# WHAT IS EXPECTED
Among the entries below, find each line with "tank" and show it.

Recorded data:
•••

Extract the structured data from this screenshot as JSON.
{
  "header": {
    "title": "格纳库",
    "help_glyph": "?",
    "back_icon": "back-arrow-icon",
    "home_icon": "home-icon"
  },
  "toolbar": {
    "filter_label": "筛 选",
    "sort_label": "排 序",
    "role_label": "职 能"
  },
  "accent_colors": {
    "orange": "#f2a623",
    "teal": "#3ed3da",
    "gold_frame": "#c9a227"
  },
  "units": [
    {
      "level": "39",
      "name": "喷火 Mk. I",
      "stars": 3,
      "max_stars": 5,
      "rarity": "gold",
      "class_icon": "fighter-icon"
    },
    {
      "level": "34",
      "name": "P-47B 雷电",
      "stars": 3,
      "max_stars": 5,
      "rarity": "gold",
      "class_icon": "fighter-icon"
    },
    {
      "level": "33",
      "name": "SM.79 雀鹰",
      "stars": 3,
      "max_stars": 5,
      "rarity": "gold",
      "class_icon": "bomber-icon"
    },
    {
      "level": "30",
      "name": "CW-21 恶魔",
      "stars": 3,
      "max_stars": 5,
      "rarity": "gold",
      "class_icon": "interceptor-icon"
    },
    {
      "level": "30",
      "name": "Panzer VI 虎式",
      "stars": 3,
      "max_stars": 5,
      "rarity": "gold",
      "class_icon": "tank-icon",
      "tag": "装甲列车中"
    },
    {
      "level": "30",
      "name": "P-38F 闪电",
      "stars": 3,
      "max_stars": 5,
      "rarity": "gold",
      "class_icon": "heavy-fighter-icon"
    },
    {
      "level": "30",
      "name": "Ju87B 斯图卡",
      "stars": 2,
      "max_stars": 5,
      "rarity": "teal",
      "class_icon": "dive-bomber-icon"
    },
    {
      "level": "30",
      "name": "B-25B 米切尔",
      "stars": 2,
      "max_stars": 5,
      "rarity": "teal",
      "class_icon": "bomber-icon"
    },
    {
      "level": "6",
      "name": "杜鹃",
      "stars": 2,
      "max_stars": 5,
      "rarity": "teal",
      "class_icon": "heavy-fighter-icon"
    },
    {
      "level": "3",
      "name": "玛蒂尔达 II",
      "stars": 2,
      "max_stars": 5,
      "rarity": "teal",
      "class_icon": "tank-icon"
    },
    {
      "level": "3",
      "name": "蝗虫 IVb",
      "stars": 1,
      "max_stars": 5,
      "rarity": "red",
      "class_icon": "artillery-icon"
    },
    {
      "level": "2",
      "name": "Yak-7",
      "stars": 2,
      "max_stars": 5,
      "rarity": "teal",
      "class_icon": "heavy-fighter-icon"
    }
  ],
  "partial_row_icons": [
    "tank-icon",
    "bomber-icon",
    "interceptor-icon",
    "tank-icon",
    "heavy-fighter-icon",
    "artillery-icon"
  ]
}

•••

# FINAL ANSWER
      "class_icon": "tank-icon",
      "class_icon": "tank-icon"
    "tank-icon",
    "tank-icon",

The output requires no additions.